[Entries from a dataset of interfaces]

>>>

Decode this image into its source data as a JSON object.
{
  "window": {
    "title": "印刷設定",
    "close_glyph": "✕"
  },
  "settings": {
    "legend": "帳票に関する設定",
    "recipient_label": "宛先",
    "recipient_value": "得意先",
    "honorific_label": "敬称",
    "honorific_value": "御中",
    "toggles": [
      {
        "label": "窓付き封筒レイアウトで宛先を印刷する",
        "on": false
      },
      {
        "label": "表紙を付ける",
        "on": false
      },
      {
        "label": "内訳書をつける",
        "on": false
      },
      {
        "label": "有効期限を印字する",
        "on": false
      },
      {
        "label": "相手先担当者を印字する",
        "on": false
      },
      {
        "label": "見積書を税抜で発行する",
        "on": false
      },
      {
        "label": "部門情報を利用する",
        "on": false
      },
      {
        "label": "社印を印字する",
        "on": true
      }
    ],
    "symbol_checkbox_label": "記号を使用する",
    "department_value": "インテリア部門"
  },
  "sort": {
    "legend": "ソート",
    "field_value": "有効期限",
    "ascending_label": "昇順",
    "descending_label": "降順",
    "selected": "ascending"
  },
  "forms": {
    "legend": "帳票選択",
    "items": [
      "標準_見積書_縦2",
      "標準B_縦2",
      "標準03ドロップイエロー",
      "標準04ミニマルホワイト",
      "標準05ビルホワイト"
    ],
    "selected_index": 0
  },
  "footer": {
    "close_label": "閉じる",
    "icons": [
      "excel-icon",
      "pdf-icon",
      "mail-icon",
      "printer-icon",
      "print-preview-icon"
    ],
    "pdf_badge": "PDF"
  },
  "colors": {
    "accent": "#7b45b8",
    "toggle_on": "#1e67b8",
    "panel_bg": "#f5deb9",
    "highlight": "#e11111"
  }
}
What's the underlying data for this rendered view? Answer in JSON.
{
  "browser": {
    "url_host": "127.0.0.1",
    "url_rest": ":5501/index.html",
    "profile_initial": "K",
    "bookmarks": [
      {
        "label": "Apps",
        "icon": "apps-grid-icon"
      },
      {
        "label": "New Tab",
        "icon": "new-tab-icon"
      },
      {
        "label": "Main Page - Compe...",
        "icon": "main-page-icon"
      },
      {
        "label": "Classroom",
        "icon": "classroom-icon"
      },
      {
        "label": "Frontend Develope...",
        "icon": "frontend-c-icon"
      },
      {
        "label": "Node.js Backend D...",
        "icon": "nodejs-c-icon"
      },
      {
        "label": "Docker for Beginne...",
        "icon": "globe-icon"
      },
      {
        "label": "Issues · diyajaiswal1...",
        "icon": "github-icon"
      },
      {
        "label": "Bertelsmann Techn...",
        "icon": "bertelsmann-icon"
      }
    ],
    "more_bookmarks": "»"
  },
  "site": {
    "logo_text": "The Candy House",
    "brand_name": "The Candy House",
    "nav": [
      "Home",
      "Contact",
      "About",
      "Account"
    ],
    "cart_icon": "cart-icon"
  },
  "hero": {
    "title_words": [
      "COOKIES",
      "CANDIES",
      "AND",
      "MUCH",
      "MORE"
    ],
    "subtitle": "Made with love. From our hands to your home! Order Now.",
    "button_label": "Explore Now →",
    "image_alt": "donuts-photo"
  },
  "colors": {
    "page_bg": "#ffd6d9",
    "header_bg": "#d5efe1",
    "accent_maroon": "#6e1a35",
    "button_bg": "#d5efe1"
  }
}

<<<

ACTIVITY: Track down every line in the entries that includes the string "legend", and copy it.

ANSWER BOX:
    "legend": "帳票に関する設定",
    "legend": "ソート",
    "legend": "帳票選択",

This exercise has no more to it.